REQUIRED ACTION. Word for word, the records below are to be set down again.

SOURCE MATERIAL.
+++++
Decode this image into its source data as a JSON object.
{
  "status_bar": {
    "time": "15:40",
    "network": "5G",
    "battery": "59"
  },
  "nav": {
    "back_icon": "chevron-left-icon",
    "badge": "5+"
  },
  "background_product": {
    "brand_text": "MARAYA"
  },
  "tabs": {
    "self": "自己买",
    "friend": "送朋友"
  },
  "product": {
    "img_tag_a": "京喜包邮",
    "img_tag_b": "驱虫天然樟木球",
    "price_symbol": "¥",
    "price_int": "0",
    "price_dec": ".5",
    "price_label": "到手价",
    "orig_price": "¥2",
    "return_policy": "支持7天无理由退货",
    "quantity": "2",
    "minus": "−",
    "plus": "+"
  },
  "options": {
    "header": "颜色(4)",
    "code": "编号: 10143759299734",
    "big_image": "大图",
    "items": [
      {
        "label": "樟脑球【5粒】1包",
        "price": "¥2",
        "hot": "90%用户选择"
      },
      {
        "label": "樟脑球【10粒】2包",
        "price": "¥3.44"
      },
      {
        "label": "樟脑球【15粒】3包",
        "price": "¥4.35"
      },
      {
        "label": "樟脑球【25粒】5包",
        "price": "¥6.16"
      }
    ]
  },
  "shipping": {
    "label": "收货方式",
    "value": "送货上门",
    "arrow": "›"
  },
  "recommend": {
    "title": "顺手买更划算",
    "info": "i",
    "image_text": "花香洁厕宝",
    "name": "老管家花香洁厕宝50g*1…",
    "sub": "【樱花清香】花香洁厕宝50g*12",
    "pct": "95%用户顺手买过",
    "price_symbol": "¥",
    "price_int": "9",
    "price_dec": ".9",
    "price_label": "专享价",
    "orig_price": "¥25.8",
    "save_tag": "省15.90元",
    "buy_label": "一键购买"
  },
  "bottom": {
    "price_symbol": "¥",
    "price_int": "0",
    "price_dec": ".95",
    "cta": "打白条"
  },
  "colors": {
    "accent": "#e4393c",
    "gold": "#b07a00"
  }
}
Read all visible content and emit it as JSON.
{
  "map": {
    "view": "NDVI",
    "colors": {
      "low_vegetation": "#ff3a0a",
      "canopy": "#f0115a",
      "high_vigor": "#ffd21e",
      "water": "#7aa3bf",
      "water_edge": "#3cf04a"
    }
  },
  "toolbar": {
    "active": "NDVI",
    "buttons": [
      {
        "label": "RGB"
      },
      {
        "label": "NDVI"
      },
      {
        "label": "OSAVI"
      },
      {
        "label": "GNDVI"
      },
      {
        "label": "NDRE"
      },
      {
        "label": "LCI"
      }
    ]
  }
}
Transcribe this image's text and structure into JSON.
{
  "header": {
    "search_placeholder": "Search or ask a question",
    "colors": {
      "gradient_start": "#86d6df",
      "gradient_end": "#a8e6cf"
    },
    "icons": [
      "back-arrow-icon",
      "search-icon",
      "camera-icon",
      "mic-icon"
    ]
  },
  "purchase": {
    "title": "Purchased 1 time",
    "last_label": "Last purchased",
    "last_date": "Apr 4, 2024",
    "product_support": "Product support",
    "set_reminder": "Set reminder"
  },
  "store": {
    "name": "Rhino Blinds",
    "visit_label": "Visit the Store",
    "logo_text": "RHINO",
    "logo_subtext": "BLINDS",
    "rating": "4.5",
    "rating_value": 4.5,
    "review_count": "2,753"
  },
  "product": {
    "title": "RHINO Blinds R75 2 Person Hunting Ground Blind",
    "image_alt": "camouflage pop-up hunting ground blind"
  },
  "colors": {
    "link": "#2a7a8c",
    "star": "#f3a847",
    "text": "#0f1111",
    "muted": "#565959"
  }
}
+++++
SOLVED EXERCISE.
Decode this image into its source data as a JSON object.
{
  "status_bar": {
    "time": "15:40",
    "network": "5G",
    "battery": "59"
  },
  "nav": {
    "back_icon": "chevron-left-icon",
    "badge": "5+"
  },
  "background_product": {
    "brand_text": "MARAYA"
  },
  "tabs": {
    "self": "自己买",
    "friend": "送朋友"
  },
  "product": {
    "img_tag_a": "京喜包邮",
    "img_tag_b": "驱虫天然樟木球",
    "price_symbol": "¥",
    "price_int": "0",
    "price_dec": ".5",
    "price_label": "到手价",
    "orig_price": "¥2",
    "return_policy": "支持7天无理由退货",
    "quantity": "2",
    "minus": "−",
    "plus": "+"
  },
  "options": {
    "header": "颜色(4)",
    "code": "编号: 10143759299734",
    "big_image": "大图",
    "items": [
      {
        "label": "樟脑球【5粒】1包",
        "price": "¥2",
        "hot": "90%用户选择"
      },
      {
        "label": "樟脑球【10粒】2包",
        "price": "¥3.44"
      },
      {
        "label": "樟脑球【15粒】3包",
        "price": "¥4.35"
      },
      {
        "label": "樟脑球【25粒】5包",
        "price": "¥6.16"
      }
    ]
  },
  "shipping": {
    "label": "收货方式",
    "value": "送货上门",
    "arrow": "›"
  },
  "recommend": {
    "title": "顺手买更划算",
    "info": "i",
    "image_text": "花香洁厕宝",
    "name": "老管家花香洁厕宝50g*1…",
    "sub": "【樱花清香】花香洁厕宝50g*12",
    "pct": "95%用户顺手买过",
    "price_symbol": "¥",
    "price_int": "9",
    "price_dec": ".9",
    "price_label": "专享价",
    "orig_price": "¥25.8",
    "save_tag": "省15.90元",
    "buy_label": "一键购买"
  },
  "bottom": {
    "price_symbol": "¥",
    "price_int": "0",
    "price_dec": ".95",
    "cta": "打白条"
  },
  "colors": {
    "accent": "#e4393c",
    "gold": "#b07a00"
  }
}
Read all visible content and emit it as JSON.
{
  "map": {
    "view": "NDVI",
    "colors": {
      "low_vegetation": "#ff3a0a",
      "canopy": "#f0115a",
      "high_vigor": "#ffd21e",
      "water": "#7aa3bf",
      "water_edge": "#3cf04a"
    }
  },
  "toolbar": {
    "active": "NDVI",
    "buttons": [
      {
        "label": "RGB"
      },
      {
        "label": "NDVI"
      },
      {
        "label": "OSAVI"
      },
      {
        "label": "GNDVI"
      },
      {
        "label": "NDRE"
      },
      {
        "label": "LCI"
      }
    ]
  }
}
Transcribe this image's text and structure into JSON.
{
  "header": {
    "search_placeholder": "Search or ask a question",
    "colors": {
      "gradient_start": "#86d6df",
      "gradient_end": "#a8e6cf"
    },
    "icons": [
      "back-arrow-icon",
      "search-icon",
      "camera-icon",
      "mic-icon"
    ]
  },
  "purchase": {
    "title": "Purchased 1 time",
    "last_label": "Last purchased",
    "last_date": "Apr 4, 2024",
    "product_support": "Product support",
    "set_reminder": "Set reminder"
  },
  "store": {
    "name": "Rhino Blinds",
    "visit_label": "Visit the Store",
    "logo_text": "RHINO",
    "logo_subtext": "BLINDS",
    "rating": "4.5",
    "rating_value": 4.5,
    "review_count": "2,753"
  },
  "product": {
    "title": "RHINO Blinds R75 2 Person Hunting Ground Blind",
    "image_alt": "camouflage pop-up hunting ground blind"
  },
  "colors": {
    "link": "#2a7a8c",
    "star": "#f3a847",
    "text": "#0f1111",
    "muted": "#565959"
  }
}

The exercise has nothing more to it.